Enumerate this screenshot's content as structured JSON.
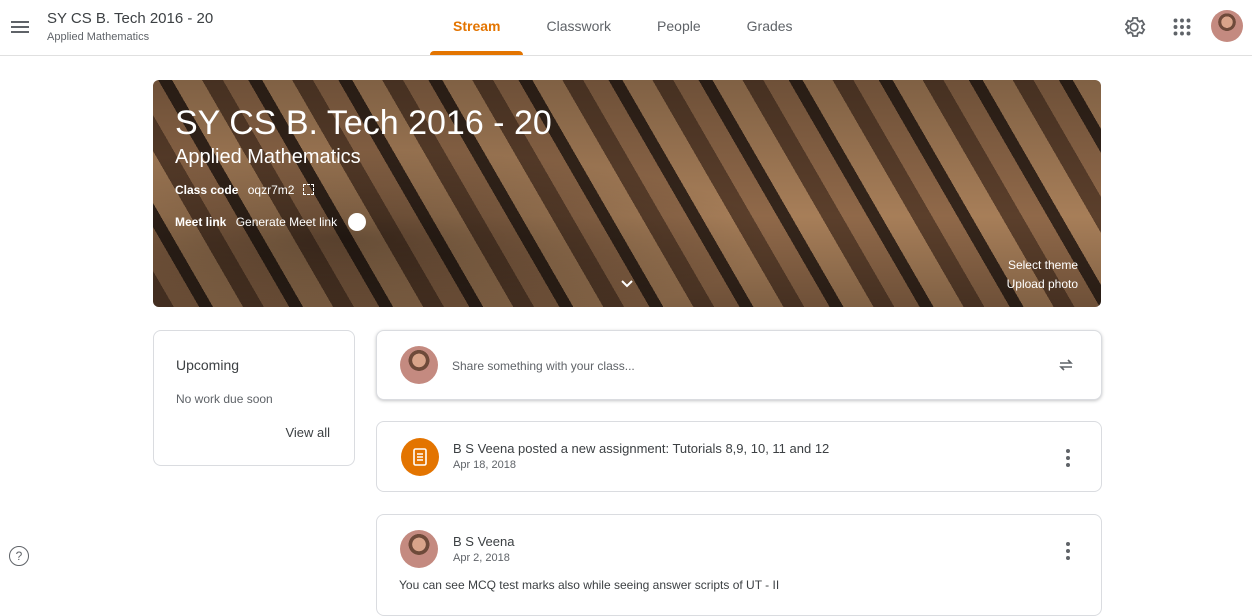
{
  "header": {
    "class_title": "SY CS B. Tech 2016 - 20",
    "class_subtitle": "Applied Mathematics",
    "tabs": [
      {
        "label": "Stream",
        "active": true
      },
      {
        "label": "Classwork",
        "active": false
      },
      {
        "label": "People",
        "active": false
      },
      {
        "label": "Grades",
        "active": false
      }
    ],
    "icons": [
      "menu-icon",
      "settings-icon",
      "apps-grid-icon",
      "user-avatar"
    ]
  },
  "banner": {
    "title": "SY CS B. Tech 2016 - 20",
    "subtitle": "Applied Mathematics",
    "class_code_label": "Class code",
    "class_code": "oqzr7m2",
    "meet_label": "Meet link",
    "meet_value": "Generate Meet link",
    "select_theme": "Select theme",
    "upload_photo": "Upload photo"
  },
  "upcoming": {
    "title": "Upcoming",
    "text": "No work due soon",
    "link": "View all"
  },
  "share": {
    "placeholder": "Share something with your class..."
  },
  "posts": [
    {
      "type": "assignment",
      "title": "B S Veena posted a new assignment: Tutorials 8,9, 10, 11 and 12",
      "date": "Apr 18, 2018"
    },
    {
      "type": "announcement",
      "author": "B S Veena",
      "date": "Apr 2, 2018",
      "body": "You can see MCQ test marks also while seeing answer scripts of UT - II"
    }
  ],
  "colors": {
    "accent": "#e37400",
    "text": "#3c4043",
    "secondary": "#5f6368",
    "border": "#dadce0"
  }
}
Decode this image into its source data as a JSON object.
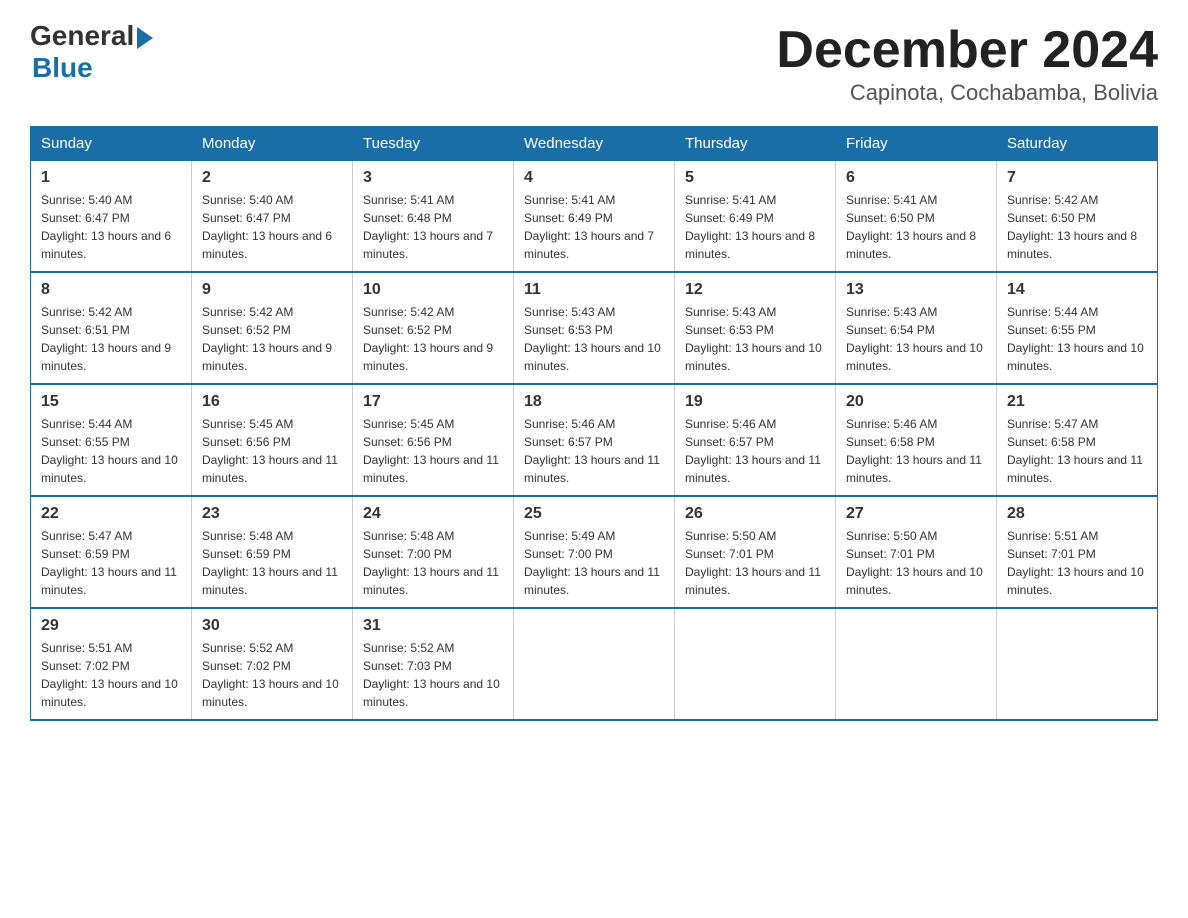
{
  "header": {
    "logo": {
      "general": "General",
      "arrow": "▶",
      "blue": "Blue"
    },
    "title": "December 2024",
    "subtitle": "Capinota, Cochabamba, Bolivia"
  },
  "days_of_week": [
    "Sunday",
    "Monday",
    "Tuesday",
    "Wednesday",
    "Thursday",
    "Friday",
    "Saturday"
  ],
  "weeks": [
    [
      {
        "day": "1",
        "sunrise": "5:40 AM",
        "sunset": "6:47 PM",
        "daylight": "13 hours and 6 minutes."
      },
      {
        "day": "2",
        "sunrise": "5:40 AM",
        "sunset": "6:47 PM",
        "daylight": "13 hours and 6 minutes."
      },
      {
        "day": "3",
        "sunrise": "5:41 AM",
        "sunset": "6:48 PM",
        "daylight": "13 hours and 7 minutes."
      },
      {
        "day": "4",
        "sunrise": "5:41 AM",
        "sunset": "6:49 PM",
        "daylight": "13 hours and 7 minutes."
      },
      {
        "day": "5",
        "sunrise": "5:41 AM",
        "sunset": "6:49 PM",
        "daylight": "13 hours and 8 minutes."
      },
      {
        "day": "6",
        "sunrise": "5:41 AM",
        "sunset": "6:50 PM",
        "daylight": "13 hours and 8 minutes."
      },
      {
        "day": "7",
        "sunrise": "5:42 AM",
        "sunset": "6:50 PM",
        "daylight": "13 hours and 8 minutes."
      }
    ],
    [
      {
        "day": "8",
        "sunrise": "5:42 AM",
        "sunset": "6:51 PM",
        "daylight": "13 hours and 9 minutes."
      },
      {
        "day": "9",
        "sunrise": "5:42 AM",
        "sunset": "6:52 PM",
        "daylight": "13 hours and 9 minutes."
      },
      {
        "day": "10",
        "sunrise": "5:42 AM",
        "sunset": "6:52 PM",
        "daylight": "13 hours and 9 minutes."
      },
      {
        "day": "11",
        "sunrise": "5:43 AM",
        "sunset": "6:53 PM",
        "daylight": "13 hours and 10 minutes."
      },
      {
        "day": "12",
        "sunrise": "5:43 AM",
        "sunset": "6:53 PM",
        "daylight": "13 hours and 10 minutes."
      },
      {
        "day": "13",
        "sunrise": "5:43 AM",
        "sunset": "6:54 PM",
        "daylight": "13 hours and 10 minutes."
      },
      {
        "day": "14",
        "sunrise": "5:44 AM",
        "sunset": "6:55 PM",
        "daylight": "13 hours and 10 minutes."
      }
    ],
    [
      {
        "day": "15",
        "sunrise": "5:44 AM",
        "sunset": "6:55 PM",
        "daylight": "13 hours and 10 minutes."
      },
      {
        "day": "16",
        "sunrise": "5:45 AM",
        "sunset": "6:56 PM",
        "daylight": "13 hours and 11 minutes."
      },
      {
        "day": "17",
        "sunrise": "5:45 AM",
        "sunset": "6:56 PM",
        "daylight": "13 hours and 11 minutes."
      },
      {
        "day": "18",
        "sunrise": "5:46 AM",
        "sunset": "6:57 PM",
        "daylight": "13 hours and 11 minutes."
      },
      {
        "day": "19",
        "sunrise": "5:46 AM",
        "sunset": "6:57 PM",
        "daylight": "13 hours and 11 minutes."
      },
      {
        "day": "20",
        "sunrise": "5:46 AM",
        "sunset": "6:58 PM",
        "daylight": "13 hours and 11 minutes."
      },
      {
        "day": "21",
        "sunrise": "5:47 AM",
        "sunset": "6:58 PM",
        "daylight": "13 hours and 11 minutes."
      }
    ],
    [
      {
        "day": "22",
        "sunrise": "5:47 AM",
        "sunset": "6:59 PM",
        "daylight": "13 hours and 11 minutes."
      },
      {
        "day": "23",
        "sunrise": "5:48 AM",
        "sunset": "6:59 PM",
        "daylight": "13 hours and 11 minutes."
      },
      {
        "day": "24",
        "sunrise": "5:48 AM",
        "sunset": "7:00 PM",
        "daylight": "13 hours and 11 minutes."
      },
      {
        "day": "25",
        "sunrise": "5:49 AM",
        "sunset": "7:00 PM",
        "daylight": "13 hours and 11 minutes."
      },
      {
        "day": "26",
        "sunrise": "5:50 AM",
        "sunset": "7:01 PM",
        "daylight": "13 hours and 11 minutes."
      },
      {
        "day": "27",
        "sunrise": "5:50 AM",
        "sunset": "7:01 PM",
        "daylight": "13 hours and 10 minutes."
      },
      {
        "day": "28",
        "sunrise": "5:51 AM",
        "sunset": "7:01 PM",
        "daylight": "13 hours and 10 minutes."
      }
    ],
    [
      {
        "day": "29",
        "sunrise": "5:51 AM",
        "sunset": "7:02 PM",
        "daylight": "13 hours and 10 minutes."
      },
      {
        "day": "30",
        "sunrise": "5:52 AM",
        "sunset": "7:02 PM",
        "daylight": "13 hours and 10 minutes."
      },
      {
        "day": "31",
        "sunrise": "5:52 AM",
        "sunset": "7:03 PM",
        "daylight": "13 hours and 10 minutes."
      },
      {
        "day": "",
        "sunrise": "",
        "sunset": "",
        "daylight": ""
      },
      {
        "day": "",
        "sunrise": "",
        "sunset": "",
        "daylight": ""
      },
      {
        "day": "",
        "sunrise": "",
        "sunset": "",
        "daylight": ""
      },
      {
        "day": "",
        "sunrise": "",
        "sunset": "",
        "daylight": ""
      }
    ]
  ]
}
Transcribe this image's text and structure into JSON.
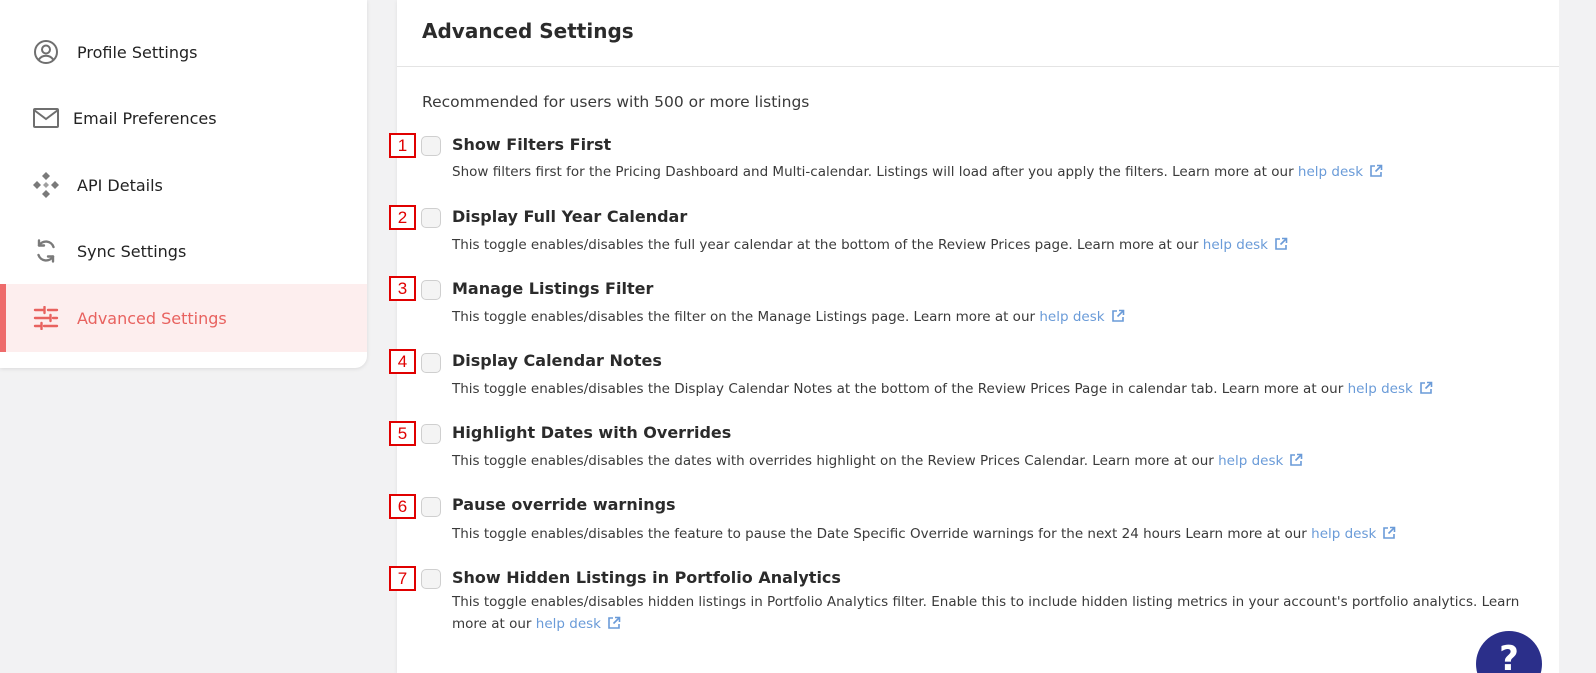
{
  "sidebar": {
    "items": [
      {
        "label": "Profile Settings",
        "icon": "user-circle-icon",
        "active": false
      },
      {
        "label": "Email Preferences",
        "icon": "envelope-icon",
        "active": false
      },
      {
        "label": "API Details",
        "icon": "api-diamond-icon",
        "active": false
      },
      {
        "label": "Sync Settings",
        "icon": "sync-icon",
        "active": false
      },
      {
        "label": "Advanced Settings",
        "icon": "sliders-icon",
        "active": true
      }
    ]
  },
  "main": {
    "title": "Advanced Settings",
    "subtitle": "Recommended for users with 500 or more listings",
    "help_link_label": "help desk",
    "settings": [
      {
        "number": "1",
        "title": "Show Filters First",
        "description": "Show filters first for the Pricing Dashboard and Multi-calendar. Listings will load after you apply the filters. Learn more at our",
        "link": "help desk",
        "checked": false
      },
      {
        "number": "2",
        "title": "Display Full Year Calendar",
        "description": "This toggle enables/disables the full year calendar at the bottom of the Review Prices page. Learn more at our",
        "link": "help desk",
        "checked": false
      },
      {
        "number": "3",
        "title": "Manage Listings Filter",
        "description": "This toggle enables/disables the filter on the Manage Listings page. Learn more at our",
        "link": "help desk",
        "checked": false
      },
      {
        "number": "4",
        "title": "Display Calendar Notes",
        "description": "This toggle enables/disables the Display Calendar Notes at the bottom of the Review Prices Page in calendar tab. Learn more at our",
        "link": "help desk",
        "checked": false
      },
      {
        "number": "5",
        "title": "Highlight Dates with Overrides",
        "description": "This toggle enables/disables the dates with overrides highlight on the Review Prices Calendar. Learn more at our",
        "link": "help desk",
        "checked": false
      },
      {
        "number": "6",
        "title": "Pause override warnings",
        "description": "This toggle enables/disables the feature to pause the Date Specific Override warnings for the next 24 hours Learn more at our",
        "link": "help desk",
        "checked": false
      },
      {
        "number": "7",
        "title": "Show Hidden Listings in Portfolio Analytics",
        "description": "This toggle enables/disables hidden listings in Portfolio Analytics filter. Enable this to include hidden listing metrics in your account's portfolio analytics. Learn more at our",
        "link": "help desk",
        "checked": false
      }
    ]
  },
  "help_fab": {
    "label": "?"
  },
  "colors": {
    "accent": "#e8625f",
    "active_bg": "#fdeeee",
    "link": "#6a9bd8",
    "badge": "#e00000",
    "fab": "#2b2f8a"
  }
}
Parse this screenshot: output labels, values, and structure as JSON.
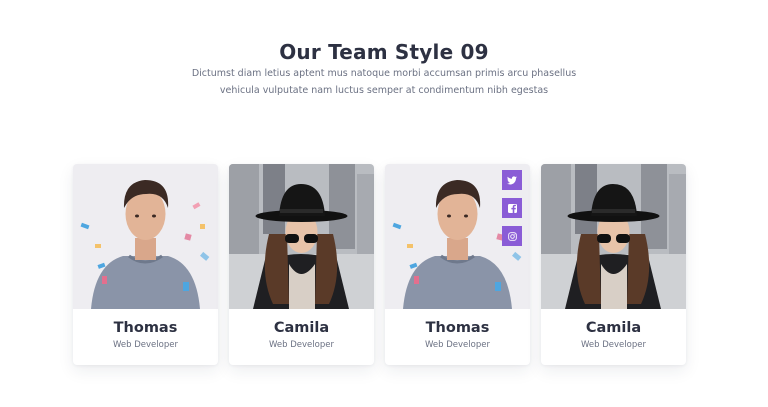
{
  "header": {
    "title": "Our Team Style 09",
    "subtitle_line1": "Dictumst diam letius aptent mus natoque morbi accumsan primis arcu phasellus",
    "subtitle_line2": "vehicula vulputate nam luctus semper at condimentum nibh egestas"
  },
  "colors": {
    "accent": "#8a5cd6",
    "heading": "#2d3142",
    "muted": "#6b7183"
  },
  "team": [
    {
      "name": "Thomas",
      "role": "Web Developer",
      "photo": "young-man-grey-sweater-confetti"
    },
    {
      "name": "Camila",
      "role": "Web Developer",
      "photo": "woman-black-hat-sunglasses-city"
    },
    {
      "name": "Thomas",
      "role": "Web Developer",
      "photo": "young-man-grey-sweater-confetti",
      "social": [
        "twitter-icon",
        "facebook-icon",
        "instagram-icon"
      ]
    },
    {
      "name": "Camila",
      "role": "Web Developer",
      "photo": "woman-black-hat-sunglasses-city"
    }
  ]
}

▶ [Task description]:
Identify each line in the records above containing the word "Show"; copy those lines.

▶ [Response for this exercise]:
        "title": "Show Filters First",
        "description": "Show filters first for the Pricing Dashboard and Multi-calendar. Listings will load after you apply the filters. Learn more at our",
        "title": "Show Hidden Listings in Portfolio Analytics",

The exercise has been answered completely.